Are JRPGs Bound For Mainstream Success Again?


Indeed, if the founding of Tokyo RPG Factory and the recent (Western) release of I Am Setsuna suggest anything, it is a recognition of the popularity of the traditional JRPG formula by developers. Perhaps the generation that grew up playing Chrono Trigger and Wild Arms are the developers now responsible for the new imperative to recapture the spirit of old? There seems to be an understanding that gamers want the old flavor of the beloved 90s JRPGS pushed in a new direction. I Am Setsuna is every bit a Chrono Trigger clone, and while the game is might struggle to forge its own identity as a result of replicating that revered classic a little too closely, it’s reassuring that developers have identified traditional JRPG elements of gameplay as a priority.

We might just be in the midst of a new impetus, a renaissance of sorts, that starts with smaller JRPG developers going back to basics, and the AAA titles finding mainstream success once again.

Of course, the big agenda for 2016 are two of the most highly anticipated RPGs in recent memory, and they’re both from Japanese Developers. Final Fantasy XV and Persona 5 are two very different games, developed by two studios whose dominance of the market has been acquired through very different fortunes.

Square, the genre veteran with a slightly wounded reputation, versus Atlus; the relative new kid on the block that continues to stride from strength to strength. The key similarity, though, is that both of these significant titles emerging from Japan have a real shot at penetrating the Western market with the same impact as the JRPG glory days of yesteryear.

For many western gamers, Final Fantasy is the JRPG scene. Square Enix are the clearest barometer of the JRPG climate, and after a very lukewarm reception to the convoluted Final Fantasy XIII series, the publisher has suffered a pretty serious knock to its public image. Indeed, Square Enix seem to have lost touch with what made the Final Fantasy games so beloved, and in their quest to evolve the series, they have rather left behind the style and spirit that were the very essence of their best work.

Final Fantasy XV, then, is huge chance for development team at Square to win-back players trust, and boy have they invested a lot into the game. After a tortured development period of ten years, the game has evolved dramatically since Tabata’s leadership of the project.

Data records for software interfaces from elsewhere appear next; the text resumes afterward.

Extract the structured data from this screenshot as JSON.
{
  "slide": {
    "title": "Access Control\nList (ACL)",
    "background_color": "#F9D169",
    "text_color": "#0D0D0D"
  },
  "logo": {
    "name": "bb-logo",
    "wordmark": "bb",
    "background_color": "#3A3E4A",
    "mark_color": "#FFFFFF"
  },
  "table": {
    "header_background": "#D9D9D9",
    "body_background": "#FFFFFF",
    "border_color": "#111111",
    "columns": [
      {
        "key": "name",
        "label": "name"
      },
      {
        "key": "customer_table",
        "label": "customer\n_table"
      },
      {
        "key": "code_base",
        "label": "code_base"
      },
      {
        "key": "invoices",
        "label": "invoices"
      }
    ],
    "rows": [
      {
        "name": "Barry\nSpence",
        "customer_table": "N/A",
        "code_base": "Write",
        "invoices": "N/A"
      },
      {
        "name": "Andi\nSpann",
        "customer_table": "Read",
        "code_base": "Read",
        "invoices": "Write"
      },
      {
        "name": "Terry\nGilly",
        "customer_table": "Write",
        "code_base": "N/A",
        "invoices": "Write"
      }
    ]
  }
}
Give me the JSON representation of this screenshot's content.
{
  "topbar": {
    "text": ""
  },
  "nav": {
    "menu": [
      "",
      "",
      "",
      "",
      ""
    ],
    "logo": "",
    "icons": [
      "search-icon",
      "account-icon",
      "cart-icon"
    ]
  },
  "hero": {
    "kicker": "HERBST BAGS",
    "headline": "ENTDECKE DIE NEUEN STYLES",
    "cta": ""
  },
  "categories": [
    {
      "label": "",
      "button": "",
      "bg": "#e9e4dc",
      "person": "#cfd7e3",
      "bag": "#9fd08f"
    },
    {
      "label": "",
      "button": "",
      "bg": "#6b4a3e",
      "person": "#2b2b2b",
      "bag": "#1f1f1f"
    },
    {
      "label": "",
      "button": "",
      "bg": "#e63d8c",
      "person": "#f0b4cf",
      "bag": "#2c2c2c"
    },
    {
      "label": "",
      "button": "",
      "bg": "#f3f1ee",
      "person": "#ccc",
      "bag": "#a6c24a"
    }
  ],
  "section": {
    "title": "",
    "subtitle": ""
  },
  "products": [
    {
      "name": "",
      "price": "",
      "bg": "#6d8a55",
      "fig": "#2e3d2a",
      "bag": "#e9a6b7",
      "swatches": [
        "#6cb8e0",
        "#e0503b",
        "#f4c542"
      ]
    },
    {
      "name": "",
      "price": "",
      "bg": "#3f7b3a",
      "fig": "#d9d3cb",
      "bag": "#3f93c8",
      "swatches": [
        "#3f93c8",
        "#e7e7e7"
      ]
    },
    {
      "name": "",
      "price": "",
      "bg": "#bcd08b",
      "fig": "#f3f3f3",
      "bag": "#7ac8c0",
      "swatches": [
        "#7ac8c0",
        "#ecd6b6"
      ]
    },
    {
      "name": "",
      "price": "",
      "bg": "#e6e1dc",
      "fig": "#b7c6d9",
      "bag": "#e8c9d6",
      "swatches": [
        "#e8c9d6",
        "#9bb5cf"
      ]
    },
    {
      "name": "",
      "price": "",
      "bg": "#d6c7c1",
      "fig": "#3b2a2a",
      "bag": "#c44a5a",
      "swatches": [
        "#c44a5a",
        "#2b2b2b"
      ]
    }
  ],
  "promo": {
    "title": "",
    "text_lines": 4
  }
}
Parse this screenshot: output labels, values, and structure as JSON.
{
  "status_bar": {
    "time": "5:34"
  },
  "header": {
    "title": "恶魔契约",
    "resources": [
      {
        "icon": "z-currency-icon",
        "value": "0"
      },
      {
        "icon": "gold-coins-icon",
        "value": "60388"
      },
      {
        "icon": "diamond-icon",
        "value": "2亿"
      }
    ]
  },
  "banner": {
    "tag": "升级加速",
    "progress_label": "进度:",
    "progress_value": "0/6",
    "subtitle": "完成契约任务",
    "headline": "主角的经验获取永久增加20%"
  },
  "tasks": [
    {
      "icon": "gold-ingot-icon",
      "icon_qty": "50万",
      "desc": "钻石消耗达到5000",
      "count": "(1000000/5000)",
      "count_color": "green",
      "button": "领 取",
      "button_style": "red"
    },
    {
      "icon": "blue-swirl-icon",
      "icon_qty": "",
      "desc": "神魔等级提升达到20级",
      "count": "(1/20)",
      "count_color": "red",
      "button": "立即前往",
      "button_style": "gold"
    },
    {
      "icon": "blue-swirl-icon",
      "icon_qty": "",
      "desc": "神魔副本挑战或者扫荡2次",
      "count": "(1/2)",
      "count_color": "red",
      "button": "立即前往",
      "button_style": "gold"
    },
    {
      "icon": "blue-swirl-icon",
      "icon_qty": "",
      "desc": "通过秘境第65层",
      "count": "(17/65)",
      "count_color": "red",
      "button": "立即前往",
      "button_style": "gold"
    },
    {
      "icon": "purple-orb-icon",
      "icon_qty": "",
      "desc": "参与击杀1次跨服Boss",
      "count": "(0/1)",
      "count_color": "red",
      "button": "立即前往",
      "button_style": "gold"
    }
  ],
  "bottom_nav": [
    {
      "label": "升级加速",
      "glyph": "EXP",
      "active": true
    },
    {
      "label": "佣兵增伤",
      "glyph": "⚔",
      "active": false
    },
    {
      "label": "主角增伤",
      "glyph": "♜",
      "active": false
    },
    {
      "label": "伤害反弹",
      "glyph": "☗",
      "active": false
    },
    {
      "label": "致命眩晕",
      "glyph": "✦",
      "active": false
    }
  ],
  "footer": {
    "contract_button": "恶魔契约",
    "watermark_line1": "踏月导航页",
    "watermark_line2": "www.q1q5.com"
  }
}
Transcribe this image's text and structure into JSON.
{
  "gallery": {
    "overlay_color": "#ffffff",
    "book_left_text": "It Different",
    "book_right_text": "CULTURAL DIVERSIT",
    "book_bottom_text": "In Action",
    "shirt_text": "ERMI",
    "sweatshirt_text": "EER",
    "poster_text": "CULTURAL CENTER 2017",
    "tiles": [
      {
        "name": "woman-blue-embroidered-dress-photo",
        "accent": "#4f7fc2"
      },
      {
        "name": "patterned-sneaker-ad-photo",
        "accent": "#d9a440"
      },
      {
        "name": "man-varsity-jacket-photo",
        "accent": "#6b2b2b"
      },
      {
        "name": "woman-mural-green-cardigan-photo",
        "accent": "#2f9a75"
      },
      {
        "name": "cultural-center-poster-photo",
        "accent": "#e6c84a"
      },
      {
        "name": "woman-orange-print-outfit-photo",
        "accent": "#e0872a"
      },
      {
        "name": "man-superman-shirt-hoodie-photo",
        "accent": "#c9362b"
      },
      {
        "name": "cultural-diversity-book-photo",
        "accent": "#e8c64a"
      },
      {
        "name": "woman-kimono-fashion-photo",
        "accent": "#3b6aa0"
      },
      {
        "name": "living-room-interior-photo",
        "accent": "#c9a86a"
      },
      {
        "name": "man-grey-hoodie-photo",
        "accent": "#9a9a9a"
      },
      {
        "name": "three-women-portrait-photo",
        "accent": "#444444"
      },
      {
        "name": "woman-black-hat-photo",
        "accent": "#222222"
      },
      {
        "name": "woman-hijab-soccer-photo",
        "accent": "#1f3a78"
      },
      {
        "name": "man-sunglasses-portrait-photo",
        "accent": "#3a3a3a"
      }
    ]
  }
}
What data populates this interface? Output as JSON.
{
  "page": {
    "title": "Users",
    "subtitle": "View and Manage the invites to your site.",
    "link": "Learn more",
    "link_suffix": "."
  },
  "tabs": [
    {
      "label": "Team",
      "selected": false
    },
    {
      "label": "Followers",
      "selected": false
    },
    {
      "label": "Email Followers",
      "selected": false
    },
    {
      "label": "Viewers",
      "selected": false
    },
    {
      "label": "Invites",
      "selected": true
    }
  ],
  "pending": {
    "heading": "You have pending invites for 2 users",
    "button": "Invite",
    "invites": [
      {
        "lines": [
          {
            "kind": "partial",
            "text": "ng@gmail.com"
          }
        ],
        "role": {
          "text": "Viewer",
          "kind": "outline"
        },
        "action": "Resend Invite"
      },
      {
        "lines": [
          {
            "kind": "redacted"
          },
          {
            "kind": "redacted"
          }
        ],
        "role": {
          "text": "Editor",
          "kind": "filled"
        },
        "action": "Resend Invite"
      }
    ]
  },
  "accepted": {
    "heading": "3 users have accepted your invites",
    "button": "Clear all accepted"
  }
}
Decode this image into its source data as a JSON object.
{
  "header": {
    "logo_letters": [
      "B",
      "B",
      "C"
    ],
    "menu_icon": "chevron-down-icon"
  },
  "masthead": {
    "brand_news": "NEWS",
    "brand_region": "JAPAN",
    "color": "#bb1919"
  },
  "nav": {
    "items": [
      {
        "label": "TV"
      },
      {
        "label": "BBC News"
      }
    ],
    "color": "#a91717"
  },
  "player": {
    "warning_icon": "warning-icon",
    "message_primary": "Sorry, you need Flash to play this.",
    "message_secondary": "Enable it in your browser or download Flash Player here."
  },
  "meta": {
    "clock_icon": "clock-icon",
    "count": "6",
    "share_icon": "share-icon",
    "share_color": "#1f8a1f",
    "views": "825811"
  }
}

The difference is stark, indeed, and initial reception to that shift in tone was rather mixed. The concept of a group of stylish young men on a road trip didn’t endear itself to support from all camps initially, but, after two demos, an anime series, a CGI movie, and a launch event of unrivalled extravagance, fans of the series can be optimistic that Square Enix are determined to redeem themselves with Final Fantasy XV.

There’s certainly an immense amount of content being released to flesh out Final Fantasy XV‘s lore, but whether that will come together in one cohesive gaming experience remains to be seen. What we know for certain, is that Final Fantasy XV is likely to sell big in the West, and propel the JRPG scene right into the forefront of the mainstream for months to come.